The Writers Guild of America (WGA) initiated strike action in May and was joined by members of The Screen Actors Guild – American Federation of Television and Radio Artists (SAG-AFTRA).
Unions banded together at a rally in Los Angeles last Wednesday attended by members of the WGA, SAG-AFTRA, the Directors Guild, IATSE, the Teamsters, and the American Federation of Musicians. Industrial action has already cost the industry an estimated $1.5bn.
AI’s impact on the creative industry has become a real battleground – creative unions are fighting to protect their jobs and the authenticity of their industry. In another plot twist this week, Marvel used AI to generate the opening credits for its Disney+ series, Secret Invasion, which were subsequently blasted on social media.
Samuel L. Jackson, who stars in Secret Invasion, discussed AI in a recent interview with Rolling Stone.
“People just started worrying about that? I asked about that a long time ago,” said Jackson, while describing his past experiences with on-set ‘scanning.’ “The first time I got scanned for George Lucas, I was like, ‘What’s this for?’”

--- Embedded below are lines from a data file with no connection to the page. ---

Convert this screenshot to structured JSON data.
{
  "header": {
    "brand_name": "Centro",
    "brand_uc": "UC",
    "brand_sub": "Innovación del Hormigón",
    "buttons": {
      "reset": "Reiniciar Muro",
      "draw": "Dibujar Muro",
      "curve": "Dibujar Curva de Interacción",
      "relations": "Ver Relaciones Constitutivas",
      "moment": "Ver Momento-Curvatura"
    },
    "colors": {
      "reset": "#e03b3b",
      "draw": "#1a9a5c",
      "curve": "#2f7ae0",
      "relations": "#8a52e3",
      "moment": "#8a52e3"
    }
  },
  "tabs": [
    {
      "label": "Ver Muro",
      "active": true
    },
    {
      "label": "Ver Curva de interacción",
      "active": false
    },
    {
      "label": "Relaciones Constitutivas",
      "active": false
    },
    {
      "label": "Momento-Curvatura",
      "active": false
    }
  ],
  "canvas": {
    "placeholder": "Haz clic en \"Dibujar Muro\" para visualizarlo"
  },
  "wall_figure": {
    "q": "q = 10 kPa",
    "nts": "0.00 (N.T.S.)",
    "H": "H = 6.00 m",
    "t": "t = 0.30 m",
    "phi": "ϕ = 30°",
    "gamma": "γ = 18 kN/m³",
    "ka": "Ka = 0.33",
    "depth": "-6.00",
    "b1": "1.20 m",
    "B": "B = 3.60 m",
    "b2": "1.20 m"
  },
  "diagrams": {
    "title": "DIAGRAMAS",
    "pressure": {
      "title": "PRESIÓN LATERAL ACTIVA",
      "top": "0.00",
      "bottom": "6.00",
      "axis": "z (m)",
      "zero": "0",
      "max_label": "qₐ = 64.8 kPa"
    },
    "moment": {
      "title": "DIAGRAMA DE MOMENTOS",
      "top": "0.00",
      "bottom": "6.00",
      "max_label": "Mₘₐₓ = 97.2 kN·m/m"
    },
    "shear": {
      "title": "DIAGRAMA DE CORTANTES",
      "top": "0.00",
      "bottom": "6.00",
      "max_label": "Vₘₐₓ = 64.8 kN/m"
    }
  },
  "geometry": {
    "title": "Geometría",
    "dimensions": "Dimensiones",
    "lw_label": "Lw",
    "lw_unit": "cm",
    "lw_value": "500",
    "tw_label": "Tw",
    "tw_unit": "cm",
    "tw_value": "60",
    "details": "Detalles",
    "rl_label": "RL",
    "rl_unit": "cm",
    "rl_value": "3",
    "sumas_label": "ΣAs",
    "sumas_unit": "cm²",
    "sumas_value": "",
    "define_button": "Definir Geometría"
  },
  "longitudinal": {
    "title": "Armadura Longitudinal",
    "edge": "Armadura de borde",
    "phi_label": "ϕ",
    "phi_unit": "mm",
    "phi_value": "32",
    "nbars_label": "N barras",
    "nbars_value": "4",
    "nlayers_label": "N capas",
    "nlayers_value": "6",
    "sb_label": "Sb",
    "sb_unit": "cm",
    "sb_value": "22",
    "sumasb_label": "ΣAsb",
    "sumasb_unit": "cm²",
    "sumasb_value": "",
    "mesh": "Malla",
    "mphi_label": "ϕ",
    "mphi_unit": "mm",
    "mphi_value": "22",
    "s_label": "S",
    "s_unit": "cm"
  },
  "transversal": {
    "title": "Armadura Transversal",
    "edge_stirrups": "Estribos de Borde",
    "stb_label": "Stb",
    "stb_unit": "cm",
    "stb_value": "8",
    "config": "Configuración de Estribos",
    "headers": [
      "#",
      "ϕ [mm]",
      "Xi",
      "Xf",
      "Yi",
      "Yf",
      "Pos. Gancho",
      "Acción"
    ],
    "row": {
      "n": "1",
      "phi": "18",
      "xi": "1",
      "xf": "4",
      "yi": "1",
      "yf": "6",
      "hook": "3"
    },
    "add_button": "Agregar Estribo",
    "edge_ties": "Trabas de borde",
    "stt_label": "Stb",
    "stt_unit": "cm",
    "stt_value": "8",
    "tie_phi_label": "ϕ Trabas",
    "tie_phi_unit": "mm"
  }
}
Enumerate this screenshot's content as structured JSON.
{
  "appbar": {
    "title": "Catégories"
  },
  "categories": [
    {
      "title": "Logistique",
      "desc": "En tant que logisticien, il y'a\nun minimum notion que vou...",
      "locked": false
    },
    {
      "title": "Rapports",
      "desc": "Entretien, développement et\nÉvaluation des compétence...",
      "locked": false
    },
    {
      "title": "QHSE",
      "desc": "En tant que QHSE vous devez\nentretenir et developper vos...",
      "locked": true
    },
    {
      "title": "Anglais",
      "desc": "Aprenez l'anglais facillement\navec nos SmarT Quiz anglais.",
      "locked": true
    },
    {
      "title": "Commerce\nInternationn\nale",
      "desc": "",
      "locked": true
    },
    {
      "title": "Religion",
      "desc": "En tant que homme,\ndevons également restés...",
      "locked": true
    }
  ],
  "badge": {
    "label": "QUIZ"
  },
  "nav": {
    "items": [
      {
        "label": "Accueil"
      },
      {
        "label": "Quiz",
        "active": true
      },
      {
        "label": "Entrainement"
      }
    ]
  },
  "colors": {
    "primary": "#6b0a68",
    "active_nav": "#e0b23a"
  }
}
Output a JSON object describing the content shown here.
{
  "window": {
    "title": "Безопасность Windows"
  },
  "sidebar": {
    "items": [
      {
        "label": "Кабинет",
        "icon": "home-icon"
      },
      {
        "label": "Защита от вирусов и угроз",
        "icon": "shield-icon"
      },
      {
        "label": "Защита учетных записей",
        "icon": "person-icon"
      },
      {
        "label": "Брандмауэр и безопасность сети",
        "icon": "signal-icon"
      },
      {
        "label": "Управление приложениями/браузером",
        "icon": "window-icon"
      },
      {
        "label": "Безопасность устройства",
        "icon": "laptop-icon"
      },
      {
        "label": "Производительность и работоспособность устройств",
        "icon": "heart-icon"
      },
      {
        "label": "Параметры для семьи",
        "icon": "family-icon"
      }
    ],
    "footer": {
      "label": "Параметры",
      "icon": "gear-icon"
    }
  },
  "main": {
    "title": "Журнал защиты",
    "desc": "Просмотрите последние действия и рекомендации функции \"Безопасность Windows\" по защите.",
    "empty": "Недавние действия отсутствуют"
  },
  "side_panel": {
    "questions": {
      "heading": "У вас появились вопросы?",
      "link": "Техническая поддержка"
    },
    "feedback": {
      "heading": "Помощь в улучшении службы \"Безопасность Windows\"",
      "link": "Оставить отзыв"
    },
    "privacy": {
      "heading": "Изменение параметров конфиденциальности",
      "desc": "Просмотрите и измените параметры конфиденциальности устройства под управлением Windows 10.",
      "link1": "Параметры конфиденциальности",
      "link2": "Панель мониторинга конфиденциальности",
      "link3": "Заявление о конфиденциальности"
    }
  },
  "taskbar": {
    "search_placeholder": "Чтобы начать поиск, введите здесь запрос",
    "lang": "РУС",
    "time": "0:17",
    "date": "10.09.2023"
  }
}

Jackson didn’t make it clear what producers were scanning him for, but it’s highly likely to be for the purposes of digital effects. But therein lies part of the issue – do actors know what their data could be used for in the future?
He further added, “George and I are good friends, so we kind of had a laugh about it because I thought he was doing it because he had all those old guys in ‘Episode I,’ and if something happened to them, he still wanted to put them in the movie.”
“Ever since I’ve been in the Marvel Universe, every time you change costumes in a Marvel movie, they scan you,” Jackson said. “Ever since I did ‘Captain Marvel,’ and they did the Lola project where they de-aged me and everything else, it’s like, ‘Well, I guess they can do this anytime they want to do it if they really want to.’”
Jackson revealed that he scrutinizes his contracts and refuses to sign any ambiguous clauses.
Some clauses would enable producers to use his data after his death – or ‘in perpetuity.’ This isn’t unprecedented – James Earl Jones, who voiced Darth Vader, approved the use of AI-generated voice replicas for that character.
Is AI the future of TV and film?
With AI, producers could build a database of 3D models. Why hire new actors when you’ve got digital copies of Hollywood’s very best?
Such a scenario would be its own sci-fi movie plot brought to life by AI, where deceased actors fight out battles in their immortality.
“Future actors should do what I always do when I get a contract, and it has the words ‘in perpetuity’ and ‘known and unknown’ on it: I cross that **** out. It’s my way of saying, ‘No, I do not approve of this,’” Jackson advised.
AI companies already offer state-of-the-art software for simulating realistic environments with minimal human input, including generating animated scenes from text prompts.
If creative industries don’t fight back, it’s entirely possible that a stack of AI tools will replace the intricate network of professionals that made film and TV what it is today.